__EXTRACTED INFORMATION__

----

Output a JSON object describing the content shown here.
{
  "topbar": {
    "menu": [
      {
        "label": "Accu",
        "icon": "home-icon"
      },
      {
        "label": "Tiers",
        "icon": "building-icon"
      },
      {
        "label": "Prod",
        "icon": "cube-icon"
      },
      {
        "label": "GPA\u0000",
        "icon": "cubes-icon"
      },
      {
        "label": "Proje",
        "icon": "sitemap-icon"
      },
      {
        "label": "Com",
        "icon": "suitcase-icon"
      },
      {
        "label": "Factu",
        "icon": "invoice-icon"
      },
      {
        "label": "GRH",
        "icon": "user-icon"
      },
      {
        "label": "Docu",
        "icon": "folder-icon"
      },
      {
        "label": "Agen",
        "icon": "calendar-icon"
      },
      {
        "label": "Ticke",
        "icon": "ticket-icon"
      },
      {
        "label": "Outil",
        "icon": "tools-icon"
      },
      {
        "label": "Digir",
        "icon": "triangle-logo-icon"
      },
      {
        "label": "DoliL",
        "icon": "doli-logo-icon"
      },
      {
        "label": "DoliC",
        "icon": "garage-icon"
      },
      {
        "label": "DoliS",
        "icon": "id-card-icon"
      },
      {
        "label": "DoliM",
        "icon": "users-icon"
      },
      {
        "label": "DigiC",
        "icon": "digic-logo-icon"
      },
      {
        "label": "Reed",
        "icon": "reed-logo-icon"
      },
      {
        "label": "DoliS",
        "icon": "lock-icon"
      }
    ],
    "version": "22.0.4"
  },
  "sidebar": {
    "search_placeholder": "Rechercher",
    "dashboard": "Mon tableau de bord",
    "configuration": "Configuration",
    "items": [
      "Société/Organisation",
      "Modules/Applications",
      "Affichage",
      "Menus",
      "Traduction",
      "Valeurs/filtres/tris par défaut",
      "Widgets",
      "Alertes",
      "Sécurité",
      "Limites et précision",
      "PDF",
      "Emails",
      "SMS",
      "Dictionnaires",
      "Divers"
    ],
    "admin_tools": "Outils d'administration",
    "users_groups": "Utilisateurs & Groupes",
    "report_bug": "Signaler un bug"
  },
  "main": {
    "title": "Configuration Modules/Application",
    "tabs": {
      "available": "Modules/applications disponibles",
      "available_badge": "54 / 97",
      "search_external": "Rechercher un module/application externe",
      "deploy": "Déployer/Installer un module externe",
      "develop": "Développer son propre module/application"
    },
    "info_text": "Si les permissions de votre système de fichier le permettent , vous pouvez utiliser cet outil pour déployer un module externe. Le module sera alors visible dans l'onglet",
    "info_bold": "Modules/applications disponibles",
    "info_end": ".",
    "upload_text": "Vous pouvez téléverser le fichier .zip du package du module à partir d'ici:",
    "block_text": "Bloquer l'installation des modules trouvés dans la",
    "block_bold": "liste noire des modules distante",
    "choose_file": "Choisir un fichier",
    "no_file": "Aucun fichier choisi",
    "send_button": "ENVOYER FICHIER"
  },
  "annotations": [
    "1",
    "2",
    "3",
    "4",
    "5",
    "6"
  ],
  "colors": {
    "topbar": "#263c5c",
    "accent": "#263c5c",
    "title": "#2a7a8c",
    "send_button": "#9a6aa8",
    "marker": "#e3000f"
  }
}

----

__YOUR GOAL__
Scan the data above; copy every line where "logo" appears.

__EXERCISE SOLUTION__
        "icon": "triangle-logo-icon"
        "icon": "doli-logo-icon"
        "icon": "digic-logo-icon"
        "icon": "reed-logo-icon"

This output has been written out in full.